What gets lost in the swinging of the pendulum from one extreme to another is entire swaths of children for whom that single methodology does not work. Overworked and underprepared teachers have difficulty discerning among the stacks of research, journalism, blogs and opinions, but what many of them do know clearly, is that no single method works for all students in their classroom. Instead, they need a body of research-based best practices and support in implementing the right practice at the right time for each child. This is no small task, and no single methodology can solve the problem. The noise of the reading wars (past or impending) muddies that water even further.

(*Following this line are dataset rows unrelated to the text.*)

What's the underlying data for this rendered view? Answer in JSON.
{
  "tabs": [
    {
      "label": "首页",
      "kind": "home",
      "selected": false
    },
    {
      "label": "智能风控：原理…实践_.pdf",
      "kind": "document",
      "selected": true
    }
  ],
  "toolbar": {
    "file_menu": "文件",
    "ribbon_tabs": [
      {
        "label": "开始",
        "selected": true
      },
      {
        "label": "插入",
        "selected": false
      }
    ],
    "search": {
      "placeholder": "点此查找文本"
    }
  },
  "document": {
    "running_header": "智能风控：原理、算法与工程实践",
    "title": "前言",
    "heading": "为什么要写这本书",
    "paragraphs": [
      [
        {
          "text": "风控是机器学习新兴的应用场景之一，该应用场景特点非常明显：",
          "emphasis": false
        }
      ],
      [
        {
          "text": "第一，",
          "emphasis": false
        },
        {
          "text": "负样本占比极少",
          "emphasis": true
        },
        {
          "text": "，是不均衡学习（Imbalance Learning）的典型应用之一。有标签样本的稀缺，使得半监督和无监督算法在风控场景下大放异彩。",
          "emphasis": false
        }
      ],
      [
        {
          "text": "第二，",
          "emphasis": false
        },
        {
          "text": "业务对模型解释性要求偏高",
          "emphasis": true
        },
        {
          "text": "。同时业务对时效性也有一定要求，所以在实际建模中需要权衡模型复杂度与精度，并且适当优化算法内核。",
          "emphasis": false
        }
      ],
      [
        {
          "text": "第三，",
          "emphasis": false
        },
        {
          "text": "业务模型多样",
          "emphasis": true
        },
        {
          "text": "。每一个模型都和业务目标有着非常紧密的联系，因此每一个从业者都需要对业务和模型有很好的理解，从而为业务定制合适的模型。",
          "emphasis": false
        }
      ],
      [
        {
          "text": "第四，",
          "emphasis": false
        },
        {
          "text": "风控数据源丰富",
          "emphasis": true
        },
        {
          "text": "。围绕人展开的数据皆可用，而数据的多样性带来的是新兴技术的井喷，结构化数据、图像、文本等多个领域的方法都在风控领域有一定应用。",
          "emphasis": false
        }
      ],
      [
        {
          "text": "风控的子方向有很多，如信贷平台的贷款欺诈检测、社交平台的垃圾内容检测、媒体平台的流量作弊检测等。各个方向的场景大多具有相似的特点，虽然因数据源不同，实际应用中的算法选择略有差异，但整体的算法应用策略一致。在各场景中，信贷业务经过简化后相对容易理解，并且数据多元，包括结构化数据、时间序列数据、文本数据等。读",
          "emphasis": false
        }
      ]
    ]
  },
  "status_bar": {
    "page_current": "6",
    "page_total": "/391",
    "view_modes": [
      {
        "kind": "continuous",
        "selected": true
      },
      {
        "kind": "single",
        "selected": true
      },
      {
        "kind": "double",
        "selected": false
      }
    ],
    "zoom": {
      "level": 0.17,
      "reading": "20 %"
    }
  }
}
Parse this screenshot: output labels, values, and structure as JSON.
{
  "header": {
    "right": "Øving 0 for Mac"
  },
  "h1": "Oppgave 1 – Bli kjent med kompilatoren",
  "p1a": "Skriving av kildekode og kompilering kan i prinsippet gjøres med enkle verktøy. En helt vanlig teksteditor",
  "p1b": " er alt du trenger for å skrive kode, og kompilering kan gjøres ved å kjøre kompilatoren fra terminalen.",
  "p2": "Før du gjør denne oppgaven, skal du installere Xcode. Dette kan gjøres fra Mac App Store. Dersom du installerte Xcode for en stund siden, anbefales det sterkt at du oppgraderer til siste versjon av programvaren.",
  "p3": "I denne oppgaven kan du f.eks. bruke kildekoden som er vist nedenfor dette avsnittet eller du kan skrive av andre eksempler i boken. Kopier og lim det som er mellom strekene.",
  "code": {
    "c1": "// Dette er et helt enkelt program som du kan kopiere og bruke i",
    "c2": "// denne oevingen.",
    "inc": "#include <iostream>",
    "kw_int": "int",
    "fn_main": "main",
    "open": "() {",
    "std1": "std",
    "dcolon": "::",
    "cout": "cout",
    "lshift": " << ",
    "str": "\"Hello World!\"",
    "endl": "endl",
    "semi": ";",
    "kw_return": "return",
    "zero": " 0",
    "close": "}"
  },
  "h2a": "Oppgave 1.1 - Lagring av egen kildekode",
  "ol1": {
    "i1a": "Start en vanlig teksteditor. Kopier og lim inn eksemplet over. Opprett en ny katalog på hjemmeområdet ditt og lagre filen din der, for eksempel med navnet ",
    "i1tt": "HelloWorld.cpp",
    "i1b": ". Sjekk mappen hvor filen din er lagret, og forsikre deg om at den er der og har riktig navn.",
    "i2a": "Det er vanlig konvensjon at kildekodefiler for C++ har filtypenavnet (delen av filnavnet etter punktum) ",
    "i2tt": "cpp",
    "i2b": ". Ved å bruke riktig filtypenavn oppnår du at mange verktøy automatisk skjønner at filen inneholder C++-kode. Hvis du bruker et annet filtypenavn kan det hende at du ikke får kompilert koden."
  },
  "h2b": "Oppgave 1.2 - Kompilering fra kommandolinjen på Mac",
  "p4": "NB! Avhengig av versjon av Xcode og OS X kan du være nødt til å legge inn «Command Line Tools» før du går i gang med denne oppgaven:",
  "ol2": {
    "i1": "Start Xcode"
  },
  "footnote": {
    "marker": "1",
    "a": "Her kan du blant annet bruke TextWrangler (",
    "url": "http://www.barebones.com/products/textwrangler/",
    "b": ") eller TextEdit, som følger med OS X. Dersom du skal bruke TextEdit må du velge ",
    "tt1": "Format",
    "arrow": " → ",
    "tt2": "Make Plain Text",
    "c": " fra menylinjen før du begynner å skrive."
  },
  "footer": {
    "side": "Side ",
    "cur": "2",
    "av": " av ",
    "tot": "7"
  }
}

I think the strength of the Learning Ally Audiobook Solution lies in the fact that it provides equitable access to texts and literature for students in multiple instructional settings. Where a student is being given pull-out support for his dyslexia, he has access to books his teachers ask him to read, as well as to literature he might enjoy reading on his own. Where a teacher is managing the diverse learning needs and reading skills of her individual students, she finds a support for those with reading deficits in the Audiobook App and Educator Portal. Where a reading specialist is providing pull-out systematic phonics instruction, she can also provide access to vocabulary, fluency, and comprehension at the child's cognitive level. Whichever way the pendulum swings, audiobooks support the work of everyone striving with or supporting someone with dyslexia and reading deficits.
Categories: Education & Teaching, In the news, The Digital Age